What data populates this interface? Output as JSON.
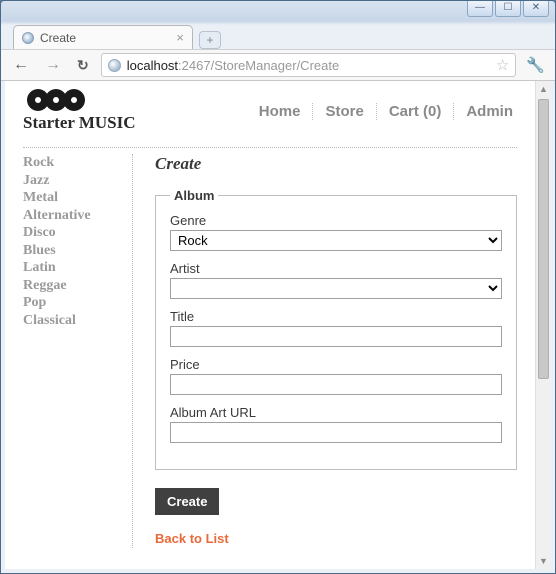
{
  "browser": {
    "tab_title": "Create",
    "url_host": "localhost",
    "url_rest": ":2467/StoreManager/Create"
  },
  "brand": {
    "title": "Starter MUSIC"
  },
  "topnav": {
    "home": "Home",
    "store": "Store",
    "cart": "Cart (0)",
    "admin": "Admin"
  },
  "sidebar": {
    "items": [
      "Rock",
      "Jazz",
      "Metal",
      "Alternative",
      "Disco",
      "Blues",
      "Latin",
      "Reggae",
      "Pop",
      "Classical"
    ]
  },
  "main": {
    "heading": "Create",
    "legend": "Album",
    "labels": {
      "genre": "Genre",
      "artist": "Artist",
      "title": "Title",
      "price": "Price",
      "art_url": "Album Art URL"
    },
    "values": {
      "genre": "Rock",
      "artist": "",
      "title": "",
      "price": "",
      "art_url": ""
    },
    "submit": "Create",
    "back": "Back to List"
  }
}
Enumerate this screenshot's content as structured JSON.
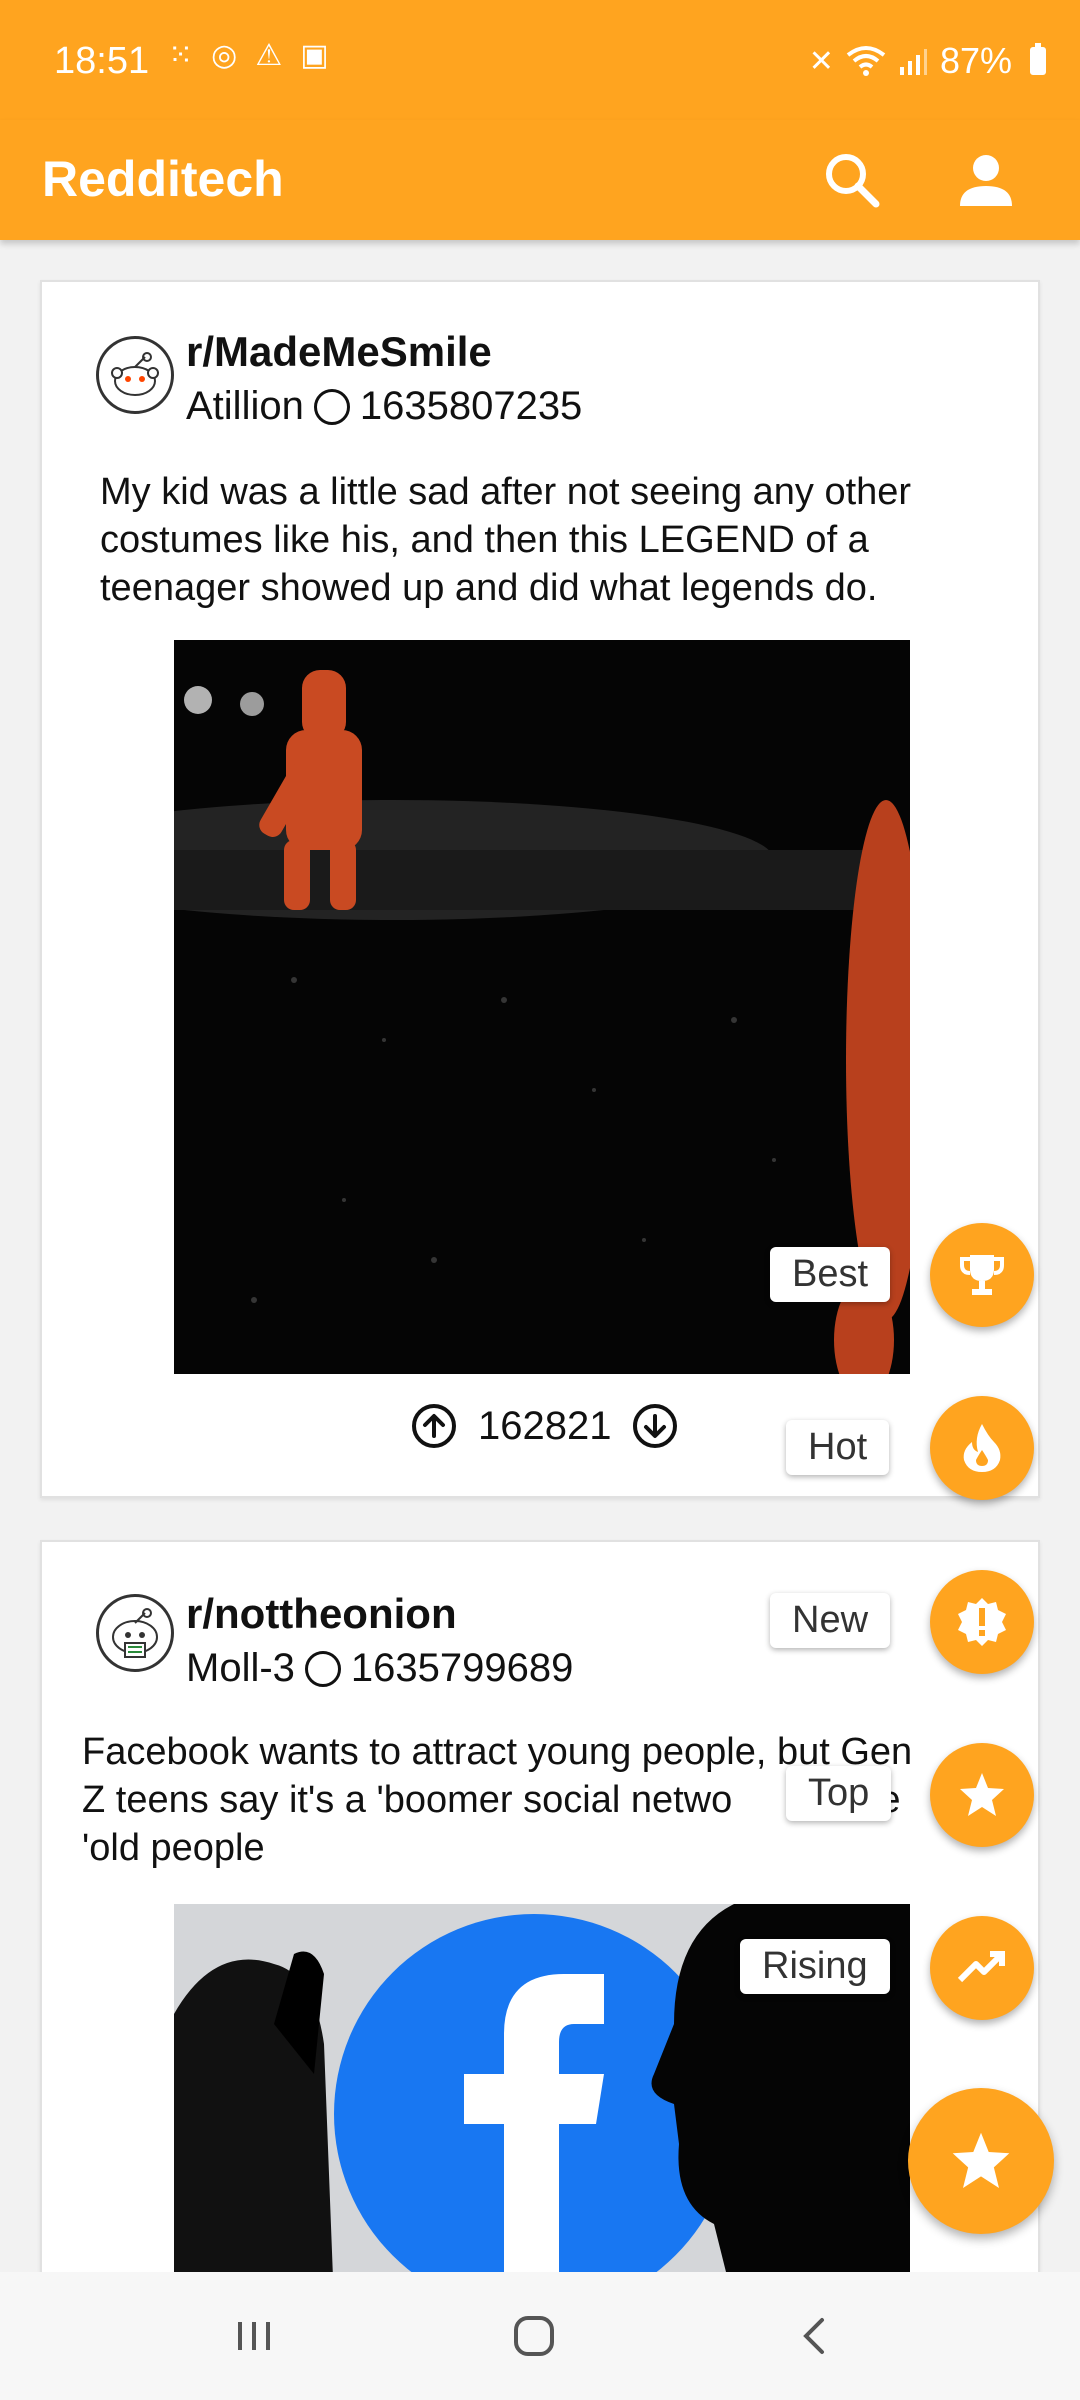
{
  "status_bar": {
    "time": "18:51",
    "battery": "87%"
  },
  "app_bar": {
    "title": "Redditech",
    "icons": [
      "search-icon",
      "account-icon"
    ]
  },
  "posts": [
    {
      "subreddit": "r/MadeMeSmile",
      "author": "Atillion",
      "timestamp": "1635807235",
      "title": "My kid was a little sad after not seeing any other costumes like his, and then this LEGEND of a teenager showed up and did what legends do.",
      "score": "162821"
    },
    {
      "subreddit": "r/nottheonion",
      "author": "Moll-3",
      "timestamp": "1635799689",
      "title_line1": "Facebook wants to attract young people, but Gen",
      "title_line2": "Z teens say it's a 'boomer social netwo",
      "title_line2_tail": "de",
      "title_line3": "'old people"
    }
  ],
  "sort_menu": {
    "items": [
      {
        "label": "Best",
        "icon": "trophy-icon"
      },
      {
        "label": "Hot",
        "icon": "fire-icon"
      },
      {
        "label": "New",
        "icon": "new-badge-icon"
      },
      {
        "label": "Top",
        "icon": "star-icon"
      },
      {
        "label": "Rising",
        "icon": "trending-up-icon"
      }
    ],
    "main_icon": "star-icon"
  },
  "nav_bar": {
    "icons": [
      "recent-apps-icon",
      "home-icon",
      "back-icon"
    ]
  },
  "colors": {
    "accent": "#ffa41f",
    "card_bg": "#ffffff",
    "page_bg": "#f2f2f2"
  }
}
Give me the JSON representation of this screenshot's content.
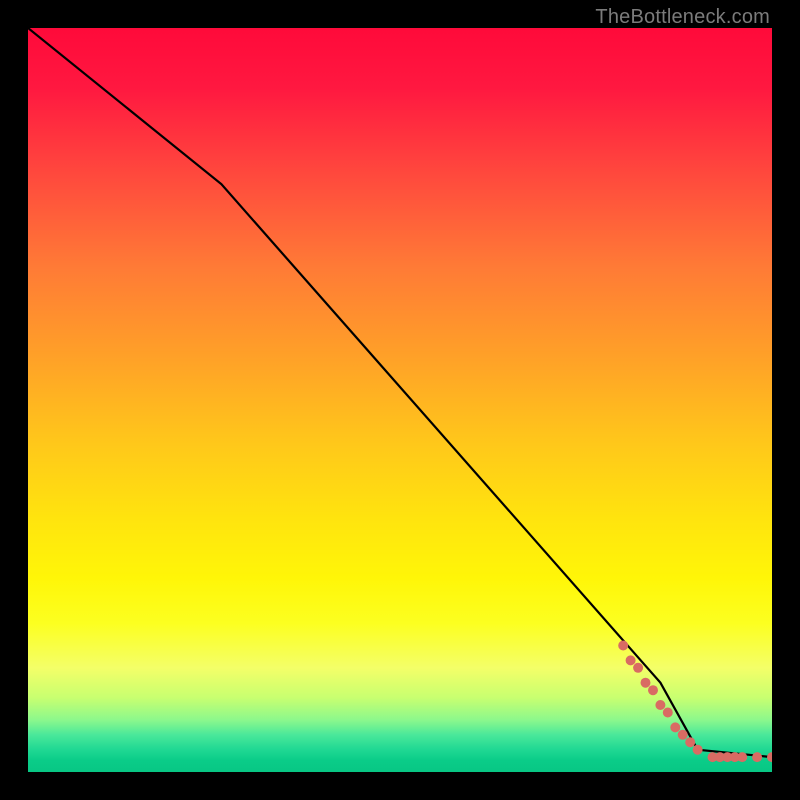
{
  "attribution": "TheBottleneck.com",
  "chart_data": {
    "type": "line",
    "title": "",
    "xlabel": "",
    "ylabel": "",
    "xlim": [
      0,
      100
    ],
    "ylim": [
      0,
      100
    ],
    "series": [
      {
        "name": "bottleneck-curve",
        "style": "solid-black",
        "points": [
          {
            "x": 0,
            "y": 100
          },
          {
            "x": 26,
            "y": 79
          },
          {
            "x": 85,
            "y": 12
          },
          {
            "x": 90,
            "y": 3
          },
          {
            "x": 100,
            "y": 2
          }
        ]
      },
      {
        "name": "data-dots",
        "style": "coral-dots",
        "points": [
          {
            "x": 80,
            "y": 17
          },
          {
            "x": 81,
            "y": 15
          },
          {
            "x": 82,
            "y": 14
          },
          {
            "x": 83,
            "y": 12
          },
          {
            "x": 84,
            "y": 11
          },
          {
            "x": 85,
            "y": 9
          },
          {
            "x": 86,
            "y": 8
          },
          {
            "x": 87,
            "y": 6
          },
          {
            "x": 88,
            "y": 5
          },
          {
            "x": 89,
            "y": 4
          },
          {
            "x": 90,
            "y": 3
          },
          {
            "x": 92,
            "y": 2
          },
          {
            "x": 93,
            "y": 2
          },
          {
            "x": 94,
            "y": 2
          },
          {
            "x": 95,
            "y": 2
          },
          {
            "x": 96,
            "y": 2
          },
          {
            "x": 98,
            "y": 2
          },
          {
            "x": 100,
            "y": 2
          }
        ]
      }
    ],
    "colors": {
      "curve": "#000000",
      "dots": "#d96b63",
      "gradient_top": "#ff0a3a",
      "gradient_mid": "#ffe40e",
      "gradient_bottom": "#08c784"
    }
  }
}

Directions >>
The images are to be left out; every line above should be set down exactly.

Worked solution >>
What data populates this interface? Output as JSON.
{
  "browser": {
    "tab_title": "Create",
    "url_host": "localhost",
    "url_rest": ":2467/StoreManager/Create"
  },
  "brand": {
    "title": "Starter MUSIC"
  },
  "topnav": {
    "home": "Home",
    "store": "Store",
    "cart": "Cart (0)",
    "admin": "Admin"
  },
  "sidebar": {
    "items": [
      "Rock",
      "Jazz",
      "Metal",
      "Alternative",
      "Disco",
      "Blues",
      "Latin",
      "Reggae",
      "Pop",
      "Classical"
    ]
  },
  "main": {
    "heading": "Create",
    "legend": "Album",
    "labels": {
      "genre": "Genre",
      "artist": "Artist",
      "title": "Title",
      "price": "Price",
      "art_url": "Album Art URL"
    },
    "values": {
      "genre": "Rock",
      "artist": "",
      "title": "",
      "price": "",
      "art_url": ""
    },
    "submit": "Create",
    "back": "Back to List"
  }
}
Enumerate this screenshot's content as structured JSON.
{
  "status_bar": {
    "time": "18:51",
    "battery": "87%"
  },
  "app_bar": {
    "title": "Redditech",
    "icons": [
      "search-icon",
      "account-icon"
    ]
  },
  "posts": [
    {
      "subreddit": "r/MadeMeSmile",
      "author": "Atillion",
      "timestamp": "1635807235",
      "title": "My kid was a little sad after not seeing any other costumes like his, and then this LEGEND of a teenager showed up and did what legends do.",
      "score": "162821"
    },
    {
      "subreddit": "r/nottheonion",
      "author": "Moll-3",
      "timestamp": "1635799689",
      "title_line1": "Facebook wants to attract young people, but Gen",
      "title_line2": "Z teens say it's a 'boomer social netwo",
      "title_line2_tail": "de",
      "title_line3": "'old people"
    }
  ],
  "sort_menu": {
    "items": [
      {
        "label": "Best",
        "icon": "trophy-icon"
      },
      {
        "label": "Hot",
        "icon": "fire-icon"
      },
      {
        "label": "New",
        "icon": "new-badge-icon"
      },
      {
        "label": "Top",
        "icon": "star-icon"
      },
      {
        "label": "Rising",
        "icon": "trending-up-icon"
      }
    ],
    "main_icon": "star-icon"
  },
  "nav_bar": {
    "icons": [
      "recent-apps-icon",
      "home-icon",
      "back-icon"
    ]
  },
  "colors": {
    "accent": "#ffa41f",
    "card_bg": "#ffffff",
    "page_bg": "#f2f2f2"
  }
}
Give me the JSON representation of this screenshot's content.
{
  "attribution": "TheBottleneck.com",
  "chart_data": {
    "type": "line",
    "title": "",
    "xlabel": "",
    "ylabel": "",
    "xlim": [
      0,
      100
    ],
    "ylim": [
      0,
      100
    ],
    "series": [
      {
        "name": "bottleneck-curve",
        "style": "solid-black",
        "points": [
          {
            "x": 0,
            "y": 100
          },
          {
            "x": 26,
            "y": 79
          },
          {
            "x": 85,
            "y": 12
          },
          {
            "x": 90,
            "y": 3
          },
          {
            "x": 100,
            "y": 2
          }
        ]
      },
      {
        "name": "data-dots",
        "style": "coral-dots",
        "points": [
          {
            "x": 80,
            "y": 17
          },
          {
            "x": 81,
            "y": 15
          },
          {
            "x": 82,
            "y": 14
          },
          {
            "x": 83,
            "y": 12
          },
          {
            "x": 84,
            "y": 11
          },
          {
            "x": 85,
            "y": 9
          },
          {
            "x": 86,
            "y": 8
          },
          {
            "x": 87,
            "y": 6
          },
          {
            "x": 88,
            "y": 5
          },
          {
            "x": 89,
            "y": 4
          },
          {
            "x": 90,
            "y": 3
          },
          {
            "x": 92,
            "y": 2
          },
          {
            "x": 93,
            "y": 2
          },
          {
            "x": 94,
            "y": 2
          },
          {
            "x": 95,
            "y": 2
          },
          {
            "x": 96,
            "y": 2
          },
          {
            "x": 98,
            "y": 2
          },
          {
            "x": 100,
            "y": 2
          }
        ]
      }
    ],
    "colors": {
      "curve": "#000000",
      "dots": "#d96b63",
      "gradient_top": "#ff0a3a",
      "gradient_mid": "#ffe40e",
      "gradient_bottom": "#08c784"
    }
  }
}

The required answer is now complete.